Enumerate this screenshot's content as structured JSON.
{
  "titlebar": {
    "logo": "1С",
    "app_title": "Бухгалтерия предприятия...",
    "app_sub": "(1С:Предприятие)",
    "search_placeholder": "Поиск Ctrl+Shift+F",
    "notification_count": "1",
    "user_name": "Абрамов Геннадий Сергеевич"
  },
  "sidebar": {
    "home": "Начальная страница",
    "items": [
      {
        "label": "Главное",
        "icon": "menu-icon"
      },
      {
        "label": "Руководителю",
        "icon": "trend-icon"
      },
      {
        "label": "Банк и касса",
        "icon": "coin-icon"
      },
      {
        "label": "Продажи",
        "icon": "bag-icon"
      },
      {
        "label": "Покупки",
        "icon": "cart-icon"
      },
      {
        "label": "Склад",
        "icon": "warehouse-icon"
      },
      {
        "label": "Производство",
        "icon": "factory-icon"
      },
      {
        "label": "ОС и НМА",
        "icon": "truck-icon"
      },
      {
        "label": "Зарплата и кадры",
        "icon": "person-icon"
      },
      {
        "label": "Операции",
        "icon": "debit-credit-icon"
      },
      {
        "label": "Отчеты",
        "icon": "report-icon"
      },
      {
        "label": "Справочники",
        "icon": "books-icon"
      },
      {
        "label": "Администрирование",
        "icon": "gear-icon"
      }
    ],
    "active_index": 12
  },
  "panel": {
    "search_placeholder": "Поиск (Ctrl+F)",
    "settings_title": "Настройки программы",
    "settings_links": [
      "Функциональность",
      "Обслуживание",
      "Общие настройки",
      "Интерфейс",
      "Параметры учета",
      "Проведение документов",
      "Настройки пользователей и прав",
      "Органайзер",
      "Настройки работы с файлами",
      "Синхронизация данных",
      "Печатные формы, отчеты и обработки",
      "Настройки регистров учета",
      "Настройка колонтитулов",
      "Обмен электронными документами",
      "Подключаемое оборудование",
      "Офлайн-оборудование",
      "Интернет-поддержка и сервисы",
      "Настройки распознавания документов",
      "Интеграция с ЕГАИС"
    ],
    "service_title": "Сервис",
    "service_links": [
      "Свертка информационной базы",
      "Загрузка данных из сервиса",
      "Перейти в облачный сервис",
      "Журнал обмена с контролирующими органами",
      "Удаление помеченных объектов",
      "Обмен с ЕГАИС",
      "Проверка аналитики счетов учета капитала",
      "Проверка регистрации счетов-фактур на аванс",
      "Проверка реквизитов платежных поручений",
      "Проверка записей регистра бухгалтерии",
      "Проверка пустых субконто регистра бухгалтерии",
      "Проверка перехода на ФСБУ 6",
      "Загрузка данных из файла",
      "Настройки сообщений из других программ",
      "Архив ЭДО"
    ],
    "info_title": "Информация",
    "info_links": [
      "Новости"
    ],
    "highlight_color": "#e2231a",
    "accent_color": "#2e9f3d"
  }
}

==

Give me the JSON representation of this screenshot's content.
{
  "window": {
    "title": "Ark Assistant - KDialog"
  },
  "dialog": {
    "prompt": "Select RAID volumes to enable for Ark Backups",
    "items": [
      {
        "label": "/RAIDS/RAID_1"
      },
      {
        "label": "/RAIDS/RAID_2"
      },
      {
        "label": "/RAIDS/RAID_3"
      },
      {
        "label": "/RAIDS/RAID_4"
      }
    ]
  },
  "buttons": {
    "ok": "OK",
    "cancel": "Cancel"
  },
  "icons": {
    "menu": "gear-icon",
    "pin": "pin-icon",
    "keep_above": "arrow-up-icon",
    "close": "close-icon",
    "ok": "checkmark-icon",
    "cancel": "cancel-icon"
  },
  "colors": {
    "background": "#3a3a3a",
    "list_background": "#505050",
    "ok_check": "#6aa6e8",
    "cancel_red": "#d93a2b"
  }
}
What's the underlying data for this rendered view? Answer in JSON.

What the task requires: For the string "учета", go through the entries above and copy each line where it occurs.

Answer area:
      "Параметры учета",
      "Настройки регистров учета",
      "Проверка аналитики счетов учета капитала",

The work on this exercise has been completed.